§ WORK REQUIRED:
Print the records again, character for character.

§ SOURCE INFORMATION:
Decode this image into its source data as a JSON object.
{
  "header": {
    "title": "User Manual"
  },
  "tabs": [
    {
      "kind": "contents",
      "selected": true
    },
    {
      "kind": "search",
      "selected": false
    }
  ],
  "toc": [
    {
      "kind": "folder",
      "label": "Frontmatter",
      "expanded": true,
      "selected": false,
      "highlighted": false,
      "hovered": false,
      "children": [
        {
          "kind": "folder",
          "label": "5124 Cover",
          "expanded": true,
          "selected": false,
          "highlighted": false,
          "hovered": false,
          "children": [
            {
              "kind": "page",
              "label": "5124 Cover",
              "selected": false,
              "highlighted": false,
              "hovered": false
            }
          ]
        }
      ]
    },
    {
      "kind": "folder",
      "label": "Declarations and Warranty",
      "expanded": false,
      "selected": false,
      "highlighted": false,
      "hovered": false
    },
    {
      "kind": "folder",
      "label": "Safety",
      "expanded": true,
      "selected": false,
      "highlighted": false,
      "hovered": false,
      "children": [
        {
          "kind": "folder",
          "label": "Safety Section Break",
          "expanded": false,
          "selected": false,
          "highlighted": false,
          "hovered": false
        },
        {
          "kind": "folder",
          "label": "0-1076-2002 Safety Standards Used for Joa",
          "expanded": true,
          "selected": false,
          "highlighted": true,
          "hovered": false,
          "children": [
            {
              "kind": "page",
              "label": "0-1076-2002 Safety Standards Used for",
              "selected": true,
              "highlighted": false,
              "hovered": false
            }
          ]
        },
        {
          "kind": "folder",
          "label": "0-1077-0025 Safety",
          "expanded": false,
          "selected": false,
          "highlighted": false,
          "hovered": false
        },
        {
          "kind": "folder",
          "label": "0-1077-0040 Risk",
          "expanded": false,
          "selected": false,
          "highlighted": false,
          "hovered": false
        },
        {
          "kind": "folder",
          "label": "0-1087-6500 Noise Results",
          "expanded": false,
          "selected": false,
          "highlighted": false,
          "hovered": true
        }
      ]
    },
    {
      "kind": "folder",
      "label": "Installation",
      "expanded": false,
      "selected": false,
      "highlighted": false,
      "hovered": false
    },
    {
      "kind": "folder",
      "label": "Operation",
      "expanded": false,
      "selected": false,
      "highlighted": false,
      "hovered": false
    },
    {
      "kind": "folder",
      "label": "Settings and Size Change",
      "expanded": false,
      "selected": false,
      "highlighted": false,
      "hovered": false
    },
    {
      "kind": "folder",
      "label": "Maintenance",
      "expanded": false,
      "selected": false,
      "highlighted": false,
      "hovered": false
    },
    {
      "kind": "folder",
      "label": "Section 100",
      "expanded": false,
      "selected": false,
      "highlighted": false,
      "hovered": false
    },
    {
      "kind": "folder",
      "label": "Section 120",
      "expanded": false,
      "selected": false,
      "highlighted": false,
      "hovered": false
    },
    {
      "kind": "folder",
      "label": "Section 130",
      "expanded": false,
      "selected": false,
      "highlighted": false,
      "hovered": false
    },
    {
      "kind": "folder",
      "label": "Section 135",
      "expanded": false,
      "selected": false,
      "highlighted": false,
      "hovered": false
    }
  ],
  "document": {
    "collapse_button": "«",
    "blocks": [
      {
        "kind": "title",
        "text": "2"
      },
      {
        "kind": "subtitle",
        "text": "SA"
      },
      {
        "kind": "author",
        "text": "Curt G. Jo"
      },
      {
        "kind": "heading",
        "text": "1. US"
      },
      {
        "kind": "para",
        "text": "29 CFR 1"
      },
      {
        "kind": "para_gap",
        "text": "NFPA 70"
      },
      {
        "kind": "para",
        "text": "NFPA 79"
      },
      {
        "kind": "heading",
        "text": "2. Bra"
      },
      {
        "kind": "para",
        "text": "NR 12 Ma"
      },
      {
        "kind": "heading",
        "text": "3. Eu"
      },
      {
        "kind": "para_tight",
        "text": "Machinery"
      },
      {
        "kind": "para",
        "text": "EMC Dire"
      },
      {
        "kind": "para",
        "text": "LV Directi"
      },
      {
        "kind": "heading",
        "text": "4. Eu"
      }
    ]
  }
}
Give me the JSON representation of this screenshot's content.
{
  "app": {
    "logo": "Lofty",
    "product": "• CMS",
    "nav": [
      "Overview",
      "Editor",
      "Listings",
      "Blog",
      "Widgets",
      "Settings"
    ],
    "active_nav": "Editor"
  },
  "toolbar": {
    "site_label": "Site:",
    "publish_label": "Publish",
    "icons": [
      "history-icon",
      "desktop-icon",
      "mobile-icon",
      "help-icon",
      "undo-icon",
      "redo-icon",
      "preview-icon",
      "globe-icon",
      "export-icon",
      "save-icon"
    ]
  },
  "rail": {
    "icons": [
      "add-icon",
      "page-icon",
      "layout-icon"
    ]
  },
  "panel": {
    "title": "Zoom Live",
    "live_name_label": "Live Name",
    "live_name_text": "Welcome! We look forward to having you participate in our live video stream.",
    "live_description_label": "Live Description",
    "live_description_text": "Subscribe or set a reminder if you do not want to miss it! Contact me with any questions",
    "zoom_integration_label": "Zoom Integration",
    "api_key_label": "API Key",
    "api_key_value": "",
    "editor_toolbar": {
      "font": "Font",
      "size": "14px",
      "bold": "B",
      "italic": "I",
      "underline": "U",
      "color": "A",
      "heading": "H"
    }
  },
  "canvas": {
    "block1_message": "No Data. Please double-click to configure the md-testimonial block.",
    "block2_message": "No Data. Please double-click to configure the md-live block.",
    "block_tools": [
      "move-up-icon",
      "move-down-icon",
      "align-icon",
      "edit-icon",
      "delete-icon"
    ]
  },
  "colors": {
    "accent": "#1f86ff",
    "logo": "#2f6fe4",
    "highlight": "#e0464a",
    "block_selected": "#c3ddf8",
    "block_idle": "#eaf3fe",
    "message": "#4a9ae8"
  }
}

§ COMPLETED TASK:
Decode this image into its source data as a JSON object.
{
  "header": {
    "title": "User Manual"
  },
  "tabs": [
    {
      "kind": "contents",
      "selected": true
    },
    {
      "kind": "search",
      "selected": false
    }
  ],
  "toc": [
    {
      "kind": "folder",
      "label": "Frontmatter",
      "expanded": true,
      "selected": false,
      "highlighted": false,
      "hovered": false,
      "children": [
        {
          "kind": "folder",
          "label": "5124 Cover",
          "expanded": true,
          "selected": false,
          "highlighted": false,
          "hovered": false,
          "children": [
            {
              "kind": "page",
              "label": "5124 Cover",
              "selected": false,
              "highlighted": false,
              "hovered": false
            }
          ]
        }
      ]
    },
    {
      "kind": "folder",
      "label": "Declarations and Warranty",
      "expanded": false,
      "selected": false,
      "highlighted": false,
      "hovered": false
    },
    {
      "kind": "folder",
      "label": "Safety",
      "expanded": true,
      "selected": false,
      "highlighted": false,
      "hovered": false,
      "children": [
        {
          "kind": "folder",
          "label": "Safety Section Break",
          "expanded": false,
          "selected": false,
          "highlighted": false,
          "hovered": false
        },
        {
          "kind": "folder",
          "label": "0-1076-2002 Safety Standards Used for Joa",
          "expanded": true,
          "selected": false,
          "highlighted": true,
          "hovered": false,
          "children": [
            {
              "kind": "page",
              "label": "0-1076-2002 Safety Standards Used for",
              "selected": true,
              "highlighted": false,
              "hovered": false
            }
          ]
        },
        {
          "kind": "folder",
          "label": "0-1077-0025 Safety",
          "expanded": false,
          "selected": false,
          "highlighted": false,
          "hovered": false
        },
        {
          "kind": "folder",
          "label": "0-1077-0040 Risk",
          "expanded": false,
          "selected": false,
          "highlighted": false,
          "hovered": false
        },
        {
          "kind": "folder",
          "label": "0-1087-6500 Noise Results",
          "expanded": false,
          "selected": false,
          "highlighted": false,
          "hovered": true
        }
      ]
    },
    {
      "kind": "folder",
      "label": "Installation",
      "expanded": false,
      "selected": false,
      "highlighted": false,
      "hovered": false
    },
    {
      "kind": "folder",
      "label": "Operation",
      "expanded": false,
      "selected": false,
      "highlighted": false,
      "hovered": false
    },
    {
      "kind": "folder",
      "label": "Settings and Size Change",
      "expanded": false,
      "selected": false,
      "highlighted": false,
      "hovered": false
    },
    {
      "kind": "folder",
      "label": "Maintenance",
      "expanded": false,
      "selected": false,
      "highlighted": false,
      "hovered": false
    },
    {
      "kind": "folder",
      "label": "Section 100",
      "expanded": false,
      "selected": false,
      "highlighted": false,
      "hovered": false
    },
    {
      "kind": "folder",
      "label": "Section 120",
      "expanded": false,
      "selected": false,
      "highlighted": false,
      "hovered": false
    },
    {
      "kind": "folder",
      "label": "Section 130",
      "expanded": false,
      "selected": false,
      "highlighted": false,
      "hovered": false
    },
    {
      "kind": "folder",
      "label": "Section 135",
      "expanded": false,
      "selected": false,
      "highlighted": false,
      "hovered": false
    }
  ],
  "document": {
    "collapse_button": "«",
    "blocks": [
      {
        "kind": "title",
        "text": "2"
      },
      {
        "kind": "subtitle",
        "text": "SA"
      },
      {
        "kind": "author",
        "text": "Curt G. Jo"
      },
      {
        "kind": "heading",
        "text": "1. US"
      },
      {
        "kind": "para",
        "text": "29 CFR 1"
      },
      {
        "kind": "para_gap",
        "text": "NFPA 70"
      },
      {
        "kind": "para",
        "text": "NFPA 79"
      },
      {
        "kind": "heading",
        "text": "2. Bra"
      },
      {
        "kind": "para",
        "text": "NR 12 Ma"
      },
      {
        "kind": "heading",
        "text": "3. Eu"
      },
      {
        "kind": "para_tight",
        "text": "Machinery"
      },
      {
        "kind": "para",
        "text": "EMC Dire"
      },
      {
        "kind": "para",
        "text": "LV Directi"
      },
      {
        "kind": "heading",
        "text": "4. Eu"
      }
    ]
  }
}
Give me the JSON representation of this screenshot's content.
{
  "app": {
    "logo": "Lofty",
    "product": "• CMS",
    "nav": [
      "Overview",
      "Editor",
      "Listings",
      "Blog",
      "Widgets",
      "Settings"
    ],
    "active_nav": "Editor"
  },
  "toolbar": {
    "site_label": "Site:",
    "publish_label": "Publish",
    "icons": [
      "history-icon",
      "desktop-icon",
      "mobile-icon",
      "help-icon",
      "undo-icon",
      "redo-icon",
      "preview-icon",
      "globe-icon",
      "export-icon",
      "save-icon"
    ]
  },
  "rail": {
    "icons": [
      "add-icon",
      "page-icon",
      "layout-icon"
    ]
  },
  "panel": {
    "title": "Zoom Live",
    "live_name_label": "Live Name",
    "live_name_text": "Welcome! We look forward to having you participate in our live video stream.",
    "live_description_label": "Live Description",
    "live_description_text": "Subscribe or set a reminder if you do not want to miss it! Contact me with any questions",
    "zoom_integration_label": "Zoom Integration",
    "api_key_label": "API Key",
    "api_key_value": "",
    "editor_toolbar": {
      "font": "Font",
      "size": "14px",
      "bold": "B",
      "italic": "I",
      "underline": "U",
      "color": "A",
      "heading": "H"
    }
  },
  "canvas": {
    "block1_message": "No Data. Please double-click to configure the md-testimonial block.",
    "block2_message": "No Data. Please double-click to configure the md-live block.",
    "block_tools": [
      "move-up-icon",
      "move-down-icon",
      "align-icon",
      "edit-icon",
      "delete-icon"
    ]
  },
  "colors": {
    "accent": "#1f86ff",
    "logo": "#2f6fe4",
    "highlight": "#e0464a",
    "block_selected": "#c3ddf8",
    "block_idle": "#eaf3fe",
    "message": "#4a9ae8"
  }
}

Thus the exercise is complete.